Moscow then began diminishing its supplies through existing lines, first choking off flows through overland pipelines, as President Vladimir V. Putin appeared to calculate that Russia could absorb the resulting economic pain longer than Europe could. Over the summer, Nord Stream 1 operated at a fraction of its capacity, and the flow halted in late August. The escalation has sent the price of gas soaring and forced leaders to call on businesses and citizens to reduce consumption or face rationing in the winter.
Reflecting the market’s sensitivity to threats, perceived or real, natural gas prices in Europe spiked on news of the leaks, with the benchmark Dutch contract jumping almost 20 percent on Tuesday to 208 euros ($199) per megawatt-hour, compared with about €39 a year earlier. Gas prices, which have been volatile since the war began, peaked at nearly €350 in August but had been falling in recent weeks.
“This has all the hallmarks of a ‘burning down the house’ energy warfare strategy,” Helima Croft, head of commodities at RBC Capital Markets, said of the likely attacks. “Russia was never going to let the West have an easy energy detox, but these acts of sabotage portend a new dangerous, asymmetric phase in the Kremlin campaign to raise the economic stakes for its adversaries.”
The 27 European Union member countries agreed in July to cut natural gas use by 15 percent through the spring, and have arranged alternative supplies, allowing them to build up their stockpiles. The governments in Denmark and Germany both said on Tuesday that the leaks would not affect natural gas supplies in their countries.
It would be no simple matter to inflict damage on both of the Nord Streams, each of which is actually two pipelines. Lying more than 300 feet below the surface in places, the steel pipes are coated in concrete, designed to withstand the pressures at such depths, as well as changes in internal pressure on the 760-mile journey from Russia to Germany. They were subject to numerous stress tests and certification before being laid on the sea floor.
Swedish scientists said on Tuesday they had recorded two separate large underwater explosions, several hours apart on Monday, near the Danish island of Bornholm, that registered 1.8 and 2.3 on the magnitude scale used to measure earthquakes.
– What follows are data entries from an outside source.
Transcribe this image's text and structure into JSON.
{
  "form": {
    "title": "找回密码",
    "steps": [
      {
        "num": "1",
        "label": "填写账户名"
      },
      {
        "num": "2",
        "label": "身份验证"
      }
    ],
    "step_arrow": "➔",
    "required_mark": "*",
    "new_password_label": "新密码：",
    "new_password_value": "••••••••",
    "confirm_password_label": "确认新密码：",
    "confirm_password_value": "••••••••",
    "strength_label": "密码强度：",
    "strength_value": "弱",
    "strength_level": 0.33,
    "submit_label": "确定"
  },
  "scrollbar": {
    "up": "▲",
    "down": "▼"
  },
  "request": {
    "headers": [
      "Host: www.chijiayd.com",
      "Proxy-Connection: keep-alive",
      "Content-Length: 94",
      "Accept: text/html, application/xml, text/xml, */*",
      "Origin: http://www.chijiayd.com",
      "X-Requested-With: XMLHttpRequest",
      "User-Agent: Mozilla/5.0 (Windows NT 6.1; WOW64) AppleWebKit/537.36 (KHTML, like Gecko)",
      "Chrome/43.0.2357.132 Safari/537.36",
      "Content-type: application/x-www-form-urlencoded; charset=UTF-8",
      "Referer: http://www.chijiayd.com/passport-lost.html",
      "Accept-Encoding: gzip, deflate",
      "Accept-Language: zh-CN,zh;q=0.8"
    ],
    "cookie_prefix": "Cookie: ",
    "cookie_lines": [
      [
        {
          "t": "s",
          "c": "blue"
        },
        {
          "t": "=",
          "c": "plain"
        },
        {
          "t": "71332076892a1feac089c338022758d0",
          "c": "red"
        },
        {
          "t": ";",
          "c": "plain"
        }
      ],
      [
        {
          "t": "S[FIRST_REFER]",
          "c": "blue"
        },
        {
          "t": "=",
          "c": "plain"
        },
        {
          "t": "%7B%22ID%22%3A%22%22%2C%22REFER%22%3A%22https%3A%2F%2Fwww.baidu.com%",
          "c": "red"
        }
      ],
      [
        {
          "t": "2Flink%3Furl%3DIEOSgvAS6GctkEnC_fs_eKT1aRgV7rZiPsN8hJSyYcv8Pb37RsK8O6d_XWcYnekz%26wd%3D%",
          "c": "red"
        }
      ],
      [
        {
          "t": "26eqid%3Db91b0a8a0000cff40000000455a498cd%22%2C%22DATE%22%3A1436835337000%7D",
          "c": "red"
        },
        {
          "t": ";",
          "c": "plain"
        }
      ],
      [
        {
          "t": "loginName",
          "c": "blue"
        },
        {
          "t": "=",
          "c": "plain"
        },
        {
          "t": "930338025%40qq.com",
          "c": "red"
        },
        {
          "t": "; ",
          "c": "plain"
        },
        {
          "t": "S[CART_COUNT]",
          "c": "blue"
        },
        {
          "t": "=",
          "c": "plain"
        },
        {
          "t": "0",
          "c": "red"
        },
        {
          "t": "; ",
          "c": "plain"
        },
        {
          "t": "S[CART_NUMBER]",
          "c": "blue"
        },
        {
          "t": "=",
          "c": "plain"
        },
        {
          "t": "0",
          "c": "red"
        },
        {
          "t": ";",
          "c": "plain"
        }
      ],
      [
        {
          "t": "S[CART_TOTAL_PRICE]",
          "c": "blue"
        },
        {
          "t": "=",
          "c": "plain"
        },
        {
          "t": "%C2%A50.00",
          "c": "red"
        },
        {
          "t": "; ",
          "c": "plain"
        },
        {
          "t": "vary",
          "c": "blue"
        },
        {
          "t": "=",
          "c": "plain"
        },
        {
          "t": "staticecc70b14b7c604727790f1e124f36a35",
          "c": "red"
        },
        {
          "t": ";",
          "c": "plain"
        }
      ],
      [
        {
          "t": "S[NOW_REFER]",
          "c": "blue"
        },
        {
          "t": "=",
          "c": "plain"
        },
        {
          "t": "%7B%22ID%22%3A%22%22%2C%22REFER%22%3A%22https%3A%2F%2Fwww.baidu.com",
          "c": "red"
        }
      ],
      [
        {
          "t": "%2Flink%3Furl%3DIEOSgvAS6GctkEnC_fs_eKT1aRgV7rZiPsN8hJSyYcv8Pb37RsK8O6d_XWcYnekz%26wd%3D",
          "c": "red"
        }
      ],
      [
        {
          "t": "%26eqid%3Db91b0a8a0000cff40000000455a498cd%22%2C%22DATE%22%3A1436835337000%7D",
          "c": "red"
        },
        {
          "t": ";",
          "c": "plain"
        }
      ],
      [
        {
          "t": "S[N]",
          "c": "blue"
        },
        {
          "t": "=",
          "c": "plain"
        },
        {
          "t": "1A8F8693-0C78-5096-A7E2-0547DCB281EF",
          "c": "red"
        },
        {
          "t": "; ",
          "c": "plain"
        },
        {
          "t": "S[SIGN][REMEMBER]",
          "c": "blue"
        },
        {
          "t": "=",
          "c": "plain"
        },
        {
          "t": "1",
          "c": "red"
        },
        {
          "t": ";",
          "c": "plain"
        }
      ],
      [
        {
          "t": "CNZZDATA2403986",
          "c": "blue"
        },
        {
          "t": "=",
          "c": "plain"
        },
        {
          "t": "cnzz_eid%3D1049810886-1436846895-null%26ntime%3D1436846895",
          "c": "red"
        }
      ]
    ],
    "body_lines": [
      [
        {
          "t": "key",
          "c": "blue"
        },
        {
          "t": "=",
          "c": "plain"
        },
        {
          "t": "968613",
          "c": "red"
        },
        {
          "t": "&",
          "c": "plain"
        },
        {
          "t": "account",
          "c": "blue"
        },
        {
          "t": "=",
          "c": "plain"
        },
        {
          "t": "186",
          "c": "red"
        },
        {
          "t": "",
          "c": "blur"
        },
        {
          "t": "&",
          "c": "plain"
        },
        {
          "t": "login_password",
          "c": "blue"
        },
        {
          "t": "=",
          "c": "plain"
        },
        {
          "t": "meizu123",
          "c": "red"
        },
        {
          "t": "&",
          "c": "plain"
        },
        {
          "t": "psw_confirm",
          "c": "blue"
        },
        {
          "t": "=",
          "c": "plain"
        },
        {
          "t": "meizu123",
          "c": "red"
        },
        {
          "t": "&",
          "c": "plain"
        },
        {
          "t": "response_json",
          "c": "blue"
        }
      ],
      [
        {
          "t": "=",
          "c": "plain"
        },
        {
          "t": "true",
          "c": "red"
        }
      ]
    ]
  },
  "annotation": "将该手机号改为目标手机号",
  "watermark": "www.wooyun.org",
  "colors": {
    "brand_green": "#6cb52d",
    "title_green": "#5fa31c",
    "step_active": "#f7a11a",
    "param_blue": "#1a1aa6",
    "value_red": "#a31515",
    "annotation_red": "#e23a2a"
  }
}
They resembled explosions carried out by the Swedish Navy, said Björn Lund, associate professor of seismology at the Swedish National Seismic Network.
“It’s very clear that these were not earthquakes,” Mr. Lund said in a phone interview on Tuesday.
Operators of each of the two systems, independently of each other, soon after reported drops in pressure within the pipelines.